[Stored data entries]
════
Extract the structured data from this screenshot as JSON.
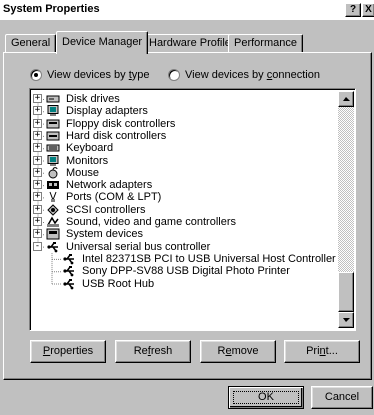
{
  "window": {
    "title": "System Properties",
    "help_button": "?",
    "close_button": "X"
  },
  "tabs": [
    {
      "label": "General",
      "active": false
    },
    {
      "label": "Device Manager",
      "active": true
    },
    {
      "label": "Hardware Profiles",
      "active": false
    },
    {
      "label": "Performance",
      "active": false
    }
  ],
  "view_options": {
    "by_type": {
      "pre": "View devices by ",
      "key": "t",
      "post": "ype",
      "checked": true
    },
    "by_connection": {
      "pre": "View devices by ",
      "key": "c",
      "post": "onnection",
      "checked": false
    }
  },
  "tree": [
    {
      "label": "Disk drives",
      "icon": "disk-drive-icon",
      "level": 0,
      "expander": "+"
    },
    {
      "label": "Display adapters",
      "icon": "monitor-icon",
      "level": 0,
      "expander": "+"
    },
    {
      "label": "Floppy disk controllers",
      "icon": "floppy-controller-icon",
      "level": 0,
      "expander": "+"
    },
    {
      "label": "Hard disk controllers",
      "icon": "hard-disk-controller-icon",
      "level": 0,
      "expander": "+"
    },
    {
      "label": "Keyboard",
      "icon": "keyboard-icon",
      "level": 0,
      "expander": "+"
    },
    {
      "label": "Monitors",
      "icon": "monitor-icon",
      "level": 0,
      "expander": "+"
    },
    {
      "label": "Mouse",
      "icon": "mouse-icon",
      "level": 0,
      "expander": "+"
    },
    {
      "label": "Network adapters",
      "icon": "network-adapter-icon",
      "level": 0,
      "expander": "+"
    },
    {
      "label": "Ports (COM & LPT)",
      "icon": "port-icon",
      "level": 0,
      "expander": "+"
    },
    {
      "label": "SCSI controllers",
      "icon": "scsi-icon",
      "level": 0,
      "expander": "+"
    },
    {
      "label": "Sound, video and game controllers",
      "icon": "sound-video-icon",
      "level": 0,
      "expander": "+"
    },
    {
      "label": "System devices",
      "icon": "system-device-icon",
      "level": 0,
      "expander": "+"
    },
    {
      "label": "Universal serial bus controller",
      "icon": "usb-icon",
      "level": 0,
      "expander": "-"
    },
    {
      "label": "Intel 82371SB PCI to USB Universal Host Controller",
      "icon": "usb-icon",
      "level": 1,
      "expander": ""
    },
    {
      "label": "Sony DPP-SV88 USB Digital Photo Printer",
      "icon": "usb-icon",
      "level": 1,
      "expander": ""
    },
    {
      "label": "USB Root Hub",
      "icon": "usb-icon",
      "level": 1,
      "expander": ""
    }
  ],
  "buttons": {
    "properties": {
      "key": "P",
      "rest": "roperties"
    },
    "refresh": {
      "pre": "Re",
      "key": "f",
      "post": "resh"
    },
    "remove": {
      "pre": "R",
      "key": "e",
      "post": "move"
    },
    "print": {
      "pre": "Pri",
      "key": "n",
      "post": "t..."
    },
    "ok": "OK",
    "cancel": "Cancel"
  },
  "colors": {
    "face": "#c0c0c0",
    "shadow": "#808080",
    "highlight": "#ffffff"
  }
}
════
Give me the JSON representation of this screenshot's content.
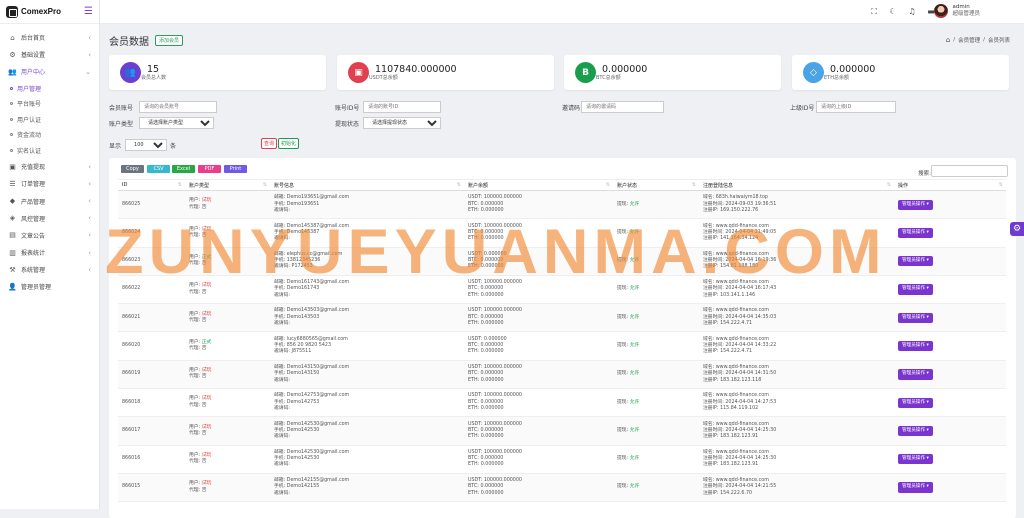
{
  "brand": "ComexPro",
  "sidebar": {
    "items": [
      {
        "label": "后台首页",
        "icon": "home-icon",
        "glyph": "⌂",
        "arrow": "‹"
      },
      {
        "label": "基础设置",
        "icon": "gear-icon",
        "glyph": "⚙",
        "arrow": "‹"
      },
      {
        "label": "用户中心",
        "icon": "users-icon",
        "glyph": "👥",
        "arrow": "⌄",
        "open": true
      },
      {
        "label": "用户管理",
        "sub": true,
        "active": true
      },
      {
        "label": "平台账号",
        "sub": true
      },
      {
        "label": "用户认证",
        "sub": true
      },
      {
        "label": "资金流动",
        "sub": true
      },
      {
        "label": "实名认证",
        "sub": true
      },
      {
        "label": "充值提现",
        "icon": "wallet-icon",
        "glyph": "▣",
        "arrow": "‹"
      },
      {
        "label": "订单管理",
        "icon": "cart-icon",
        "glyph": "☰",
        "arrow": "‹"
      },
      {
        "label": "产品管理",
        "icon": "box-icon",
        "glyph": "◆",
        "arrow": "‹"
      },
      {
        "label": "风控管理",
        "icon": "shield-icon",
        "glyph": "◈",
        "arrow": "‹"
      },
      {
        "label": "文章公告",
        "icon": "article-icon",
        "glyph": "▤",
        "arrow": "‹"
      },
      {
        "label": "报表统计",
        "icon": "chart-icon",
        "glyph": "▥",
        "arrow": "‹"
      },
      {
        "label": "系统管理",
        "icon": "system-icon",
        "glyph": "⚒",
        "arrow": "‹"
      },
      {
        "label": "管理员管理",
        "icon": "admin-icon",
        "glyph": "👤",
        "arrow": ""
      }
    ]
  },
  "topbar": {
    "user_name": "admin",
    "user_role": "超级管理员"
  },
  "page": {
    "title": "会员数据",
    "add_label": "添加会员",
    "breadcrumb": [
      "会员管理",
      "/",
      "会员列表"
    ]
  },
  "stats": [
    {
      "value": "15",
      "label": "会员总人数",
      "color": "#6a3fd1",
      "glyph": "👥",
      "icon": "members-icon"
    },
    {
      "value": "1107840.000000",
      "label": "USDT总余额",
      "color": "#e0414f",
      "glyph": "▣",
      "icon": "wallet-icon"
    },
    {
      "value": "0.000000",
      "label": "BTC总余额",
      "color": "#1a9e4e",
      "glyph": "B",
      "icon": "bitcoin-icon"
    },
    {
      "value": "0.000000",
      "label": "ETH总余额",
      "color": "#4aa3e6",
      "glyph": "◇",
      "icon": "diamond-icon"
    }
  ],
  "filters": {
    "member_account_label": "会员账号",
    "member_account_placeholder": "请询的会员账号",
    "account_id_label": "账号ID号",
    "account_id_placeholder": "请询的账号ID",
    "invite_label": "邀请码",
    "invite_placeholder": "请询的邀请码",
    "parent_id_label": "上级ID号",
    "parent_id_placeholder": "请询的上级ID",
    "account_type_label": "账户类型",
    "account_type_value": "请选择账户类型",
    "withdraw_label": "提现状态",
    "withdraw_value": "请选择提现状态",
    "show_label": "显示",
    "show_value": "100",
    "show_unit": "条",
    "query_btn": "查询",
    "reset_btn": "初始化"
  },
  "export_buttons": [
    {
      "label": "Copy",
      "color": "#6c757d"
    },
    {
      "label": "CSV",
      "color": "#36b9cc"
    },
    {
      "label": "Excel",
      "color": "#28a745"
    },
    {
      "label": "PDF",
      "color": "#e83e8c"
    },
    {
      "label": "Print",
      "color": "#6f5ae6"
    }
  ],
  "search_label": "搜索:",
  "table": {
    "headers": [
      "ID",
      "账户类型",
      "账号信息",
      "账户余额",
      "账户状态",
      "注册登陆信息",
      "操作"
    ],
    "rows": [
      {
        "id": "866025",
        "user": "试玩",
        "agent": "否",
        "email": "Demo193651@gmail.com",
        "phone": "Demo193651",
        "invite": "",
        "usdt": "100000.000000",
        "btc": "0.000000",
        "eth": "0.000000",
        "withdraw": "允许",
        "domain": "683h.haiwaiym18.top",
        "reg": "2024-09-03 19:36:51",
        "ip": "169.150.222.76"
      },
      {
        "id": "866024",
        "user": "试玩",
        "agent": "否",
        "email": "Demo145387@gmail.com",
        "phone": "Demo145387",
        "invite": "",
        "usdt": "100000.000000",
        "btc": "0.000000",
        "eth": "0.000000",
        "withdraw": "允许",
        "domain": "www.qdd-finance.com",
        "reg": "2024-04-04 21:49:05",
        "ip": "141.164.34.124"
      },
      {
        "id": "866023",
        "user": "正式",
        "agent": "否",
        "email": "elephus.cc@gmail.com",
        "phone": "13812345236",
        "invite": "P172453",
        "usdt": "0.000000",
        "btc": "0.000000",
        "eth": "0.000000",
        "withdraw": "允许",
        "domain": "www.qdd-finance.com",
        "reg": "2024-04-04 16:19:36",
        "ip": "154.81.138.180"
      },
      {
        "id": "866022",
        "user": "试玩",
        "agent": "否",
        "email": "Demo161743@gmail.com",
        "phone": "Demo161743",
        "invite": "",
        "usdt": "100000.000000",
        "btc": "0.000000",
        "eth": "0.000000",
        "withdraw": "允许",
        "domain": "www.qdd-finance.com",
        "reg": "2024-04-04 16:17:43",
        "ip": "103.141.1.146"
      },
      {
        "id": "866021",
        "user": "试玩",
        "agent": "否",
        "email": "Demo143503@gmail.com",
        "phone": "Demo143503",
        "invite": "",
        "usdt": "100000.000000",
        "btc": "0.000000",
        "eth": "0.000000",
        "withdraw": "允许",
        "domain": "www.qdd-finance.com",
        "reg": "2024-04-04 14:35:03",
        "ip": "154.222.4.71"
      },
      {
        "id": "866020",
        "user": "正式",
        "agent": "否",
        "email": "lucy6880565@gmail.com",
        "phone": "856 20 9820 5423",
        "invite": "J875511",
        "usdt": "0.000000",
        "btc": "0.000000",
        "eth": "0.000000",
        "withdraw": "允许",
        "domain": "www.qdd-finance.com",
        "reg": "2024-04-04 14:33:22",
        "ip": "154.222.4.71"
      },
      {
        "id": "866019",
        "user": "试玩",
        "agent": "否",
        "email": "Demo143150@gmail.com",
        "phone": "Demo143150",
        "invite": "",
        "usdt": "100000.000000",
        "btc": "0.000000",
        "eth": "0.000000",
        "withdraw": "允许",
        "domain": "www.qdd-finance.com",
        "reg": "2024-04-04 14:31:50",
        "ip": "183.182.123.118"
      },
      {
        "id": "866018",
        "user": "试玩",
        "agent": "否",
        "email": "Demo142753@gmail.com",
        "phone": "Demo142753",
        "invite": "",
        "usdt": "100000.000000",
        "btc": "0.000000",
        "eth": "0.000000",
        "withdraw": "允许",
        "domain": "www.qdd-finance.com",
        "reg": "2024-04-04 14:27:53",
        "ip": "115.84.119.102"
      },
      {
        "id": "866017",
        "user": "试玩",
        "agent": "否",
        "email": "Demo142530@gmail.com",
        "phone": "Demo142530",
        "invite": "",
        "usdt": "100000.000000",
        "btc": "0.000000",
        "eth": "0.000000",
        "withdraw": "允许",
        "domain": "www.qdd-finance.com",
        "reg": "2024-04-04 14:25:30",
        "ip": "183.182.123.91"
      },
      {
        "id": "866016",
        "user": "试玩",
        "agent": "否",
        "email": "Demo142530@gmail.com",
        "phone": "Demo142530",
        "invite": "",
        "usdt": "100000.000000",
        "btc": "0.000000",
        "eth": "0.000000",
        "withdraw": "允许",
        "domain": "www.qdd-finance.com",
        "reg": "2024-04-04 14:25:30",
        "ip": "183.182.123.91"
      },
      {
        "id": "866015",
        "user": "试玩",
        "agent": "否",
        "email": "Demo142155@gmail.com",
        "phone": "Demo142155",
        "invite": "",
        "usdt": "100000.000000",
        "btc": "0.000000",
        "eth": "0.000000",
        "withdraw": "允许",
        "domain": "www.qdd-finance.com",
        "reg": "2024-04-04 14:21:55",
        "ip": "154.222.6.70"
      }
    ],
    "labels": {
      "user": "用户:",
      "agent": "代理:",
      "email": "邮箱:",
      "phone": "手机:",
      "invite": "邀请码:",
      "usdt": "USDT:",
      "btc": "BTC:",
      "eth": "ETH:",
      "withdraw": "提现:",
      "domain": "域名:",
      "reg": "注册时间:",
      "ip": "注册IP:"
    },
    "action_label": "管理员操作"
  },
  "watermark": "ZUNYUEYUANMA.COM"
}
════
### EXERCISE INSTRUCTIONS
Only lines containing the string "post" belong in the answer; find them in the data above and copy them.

### TASK OUTPUT
      "post": "ype",
      "post": "onnection",
      "post": "resh"
      "post": "move"
      "post": "t..."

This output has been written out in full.